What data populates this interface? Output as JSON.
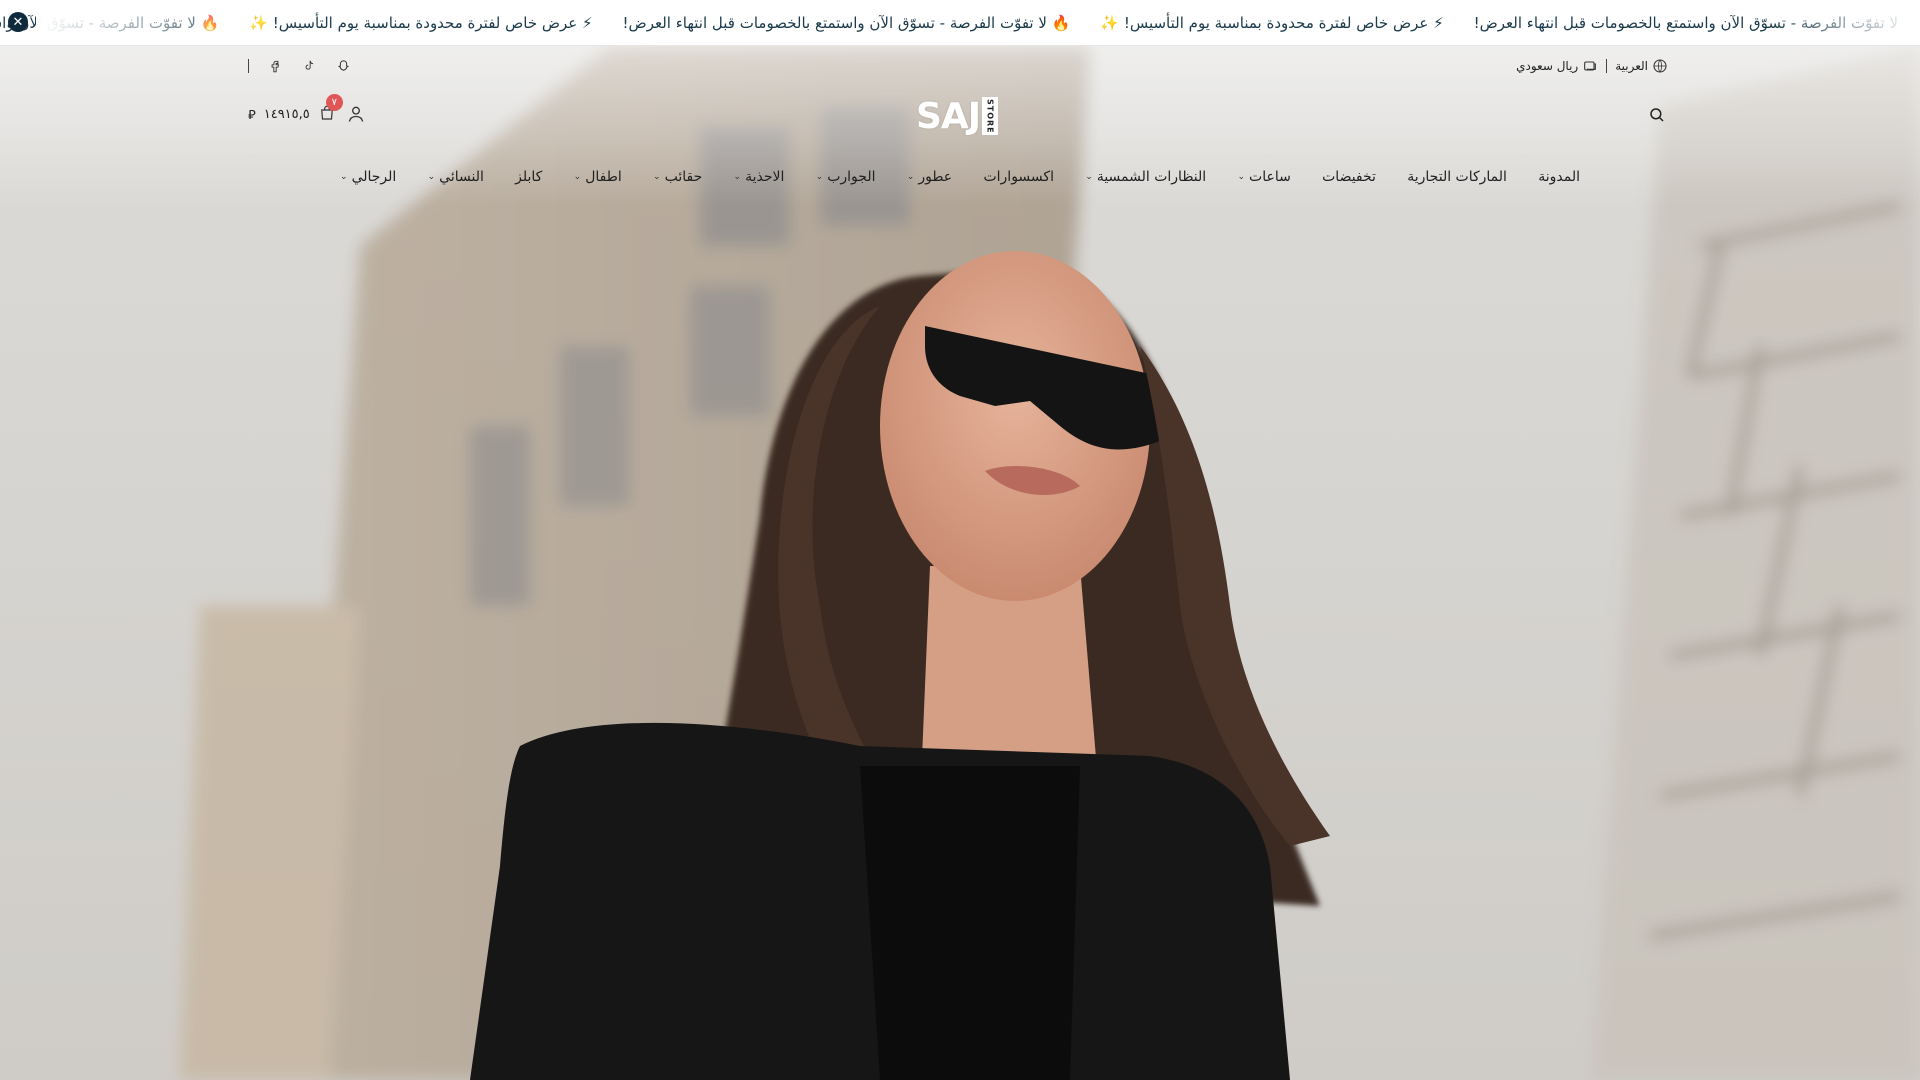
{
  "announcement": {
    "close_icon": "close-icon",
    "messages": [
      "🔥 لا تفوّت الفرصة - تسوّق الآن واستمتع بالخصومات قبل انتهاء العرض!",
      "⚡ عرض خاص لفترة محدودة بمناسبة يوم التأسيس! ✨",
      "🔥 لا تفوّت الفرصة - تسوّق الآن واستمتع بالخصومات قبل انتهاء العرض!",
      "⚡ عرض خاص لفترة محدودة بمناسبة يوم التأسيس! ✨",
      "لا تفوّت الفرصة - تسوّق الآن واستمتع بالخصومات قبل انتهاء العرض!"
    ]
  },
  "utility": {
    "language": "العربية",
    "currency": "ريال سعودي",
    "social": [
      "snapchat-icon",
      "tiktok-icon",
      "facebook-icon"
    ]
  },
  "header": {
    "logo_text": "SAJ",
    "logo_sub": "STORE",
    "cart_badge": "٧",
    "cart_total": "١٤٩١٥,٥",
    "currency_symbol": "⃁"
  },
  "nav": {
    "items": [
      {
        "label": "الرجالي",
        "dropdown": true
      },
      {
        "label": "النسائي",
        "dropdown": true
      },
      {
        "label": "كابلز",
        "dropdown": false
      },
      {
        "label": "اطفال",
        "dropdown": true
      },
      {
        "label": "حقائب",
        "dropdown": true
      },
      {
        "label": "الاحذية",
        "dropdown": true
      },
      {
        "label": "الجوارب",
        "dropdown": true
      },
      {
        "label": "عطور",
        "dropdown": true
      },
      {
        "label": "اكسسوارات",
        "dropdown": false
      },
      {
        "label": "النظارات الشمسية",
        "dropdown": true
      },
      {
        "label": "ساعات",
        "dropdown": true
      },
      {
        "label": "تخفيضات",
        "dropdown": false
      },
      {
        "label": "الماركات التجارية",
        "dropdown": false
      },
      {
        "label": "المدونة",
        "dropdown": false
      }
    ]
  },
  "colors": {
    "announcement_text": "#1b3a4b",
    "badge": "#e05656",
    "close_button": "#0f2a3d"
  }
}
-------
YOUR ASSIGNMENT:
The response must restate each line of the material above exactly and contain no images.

RESPONSE AREA:
What data populates this interface? Output as JSON.
{
  "announcement": {
    "close_icon": "close-icon",
    "messages": [
      "🔥 لا تفوّت الفرصة - تسوّق الآن واستمتع بالخصومات قبل انتهاء العرض!",
      "⚡ عرض خاص لفترة محدودة بمناسبة يوم التأسيس! ✨",
      "🔥 لا تفوّت الفرصة - تسوّق الآن واستمتع بالخصومات قبل انتهاء العرض!",
      "⚡ عرض خاص لفترة محدودة بمناسبة يوم التأسيس! ✨",
      "لا تفوّت الفرصة - تسوّق الآن واستمتع بالخصومات قبل انتهاء العرض!"
    ]
  },
  "utility": {
    "language": "العربية",
    "currency": "ريال سعودي",
    "social": [
      "snapchat-icon",
      "tiktok-icon",
      "facebook-icon"
    ]
  },
  "header": {
    "logo_text": "SAJ",
    "logo_sub": "STORE",
    "cart_badge": "٧",
    "cart_total": "١٤٩١٥,٥",
    "currency_symbol": "⃁"
  },
  "nav": {
    "items": [
      {
        "label": "الرجالي",
        "dropdown": true
      },
      {
        "label": "النسائي",
        "dropdown": true
      },
      {
        "label": "كابلز",
        "dropdown": false
      },
      {
        "label": "اطفال",
        "dropdown": true
      },
      {
        "label": "حقائب",
        "dropdown": true
      },
      {
        "label": "الاحذية",
        "dropdown": true
      },
      {
        "label": "الجوارب",
        "dropdown": true
      },
      {
        "label": "عطور",
        "dropdown": true
      },
      {
        "label": "اكسسوارات",
        "dropdown": false
      },
      {
        "label": "النظارات الشمسية",
        "dropdown": true
      },
      {
        "label": "ساعات",
        "dropdown": true
      },
      {
        "label": "تخفيضات",
        "dropdown": false
      },
      {
        "label": "الماركات التجارية",
        "dropdown": false
      },
      {
        "label": "المدونة",
        "dropdown": false
      }
    ]
  },
  "colors": {
    "announcement_text": "#1b3a4b",
    "badge": "#e05656",
    "close_button": "#0f2a3d"
  }
}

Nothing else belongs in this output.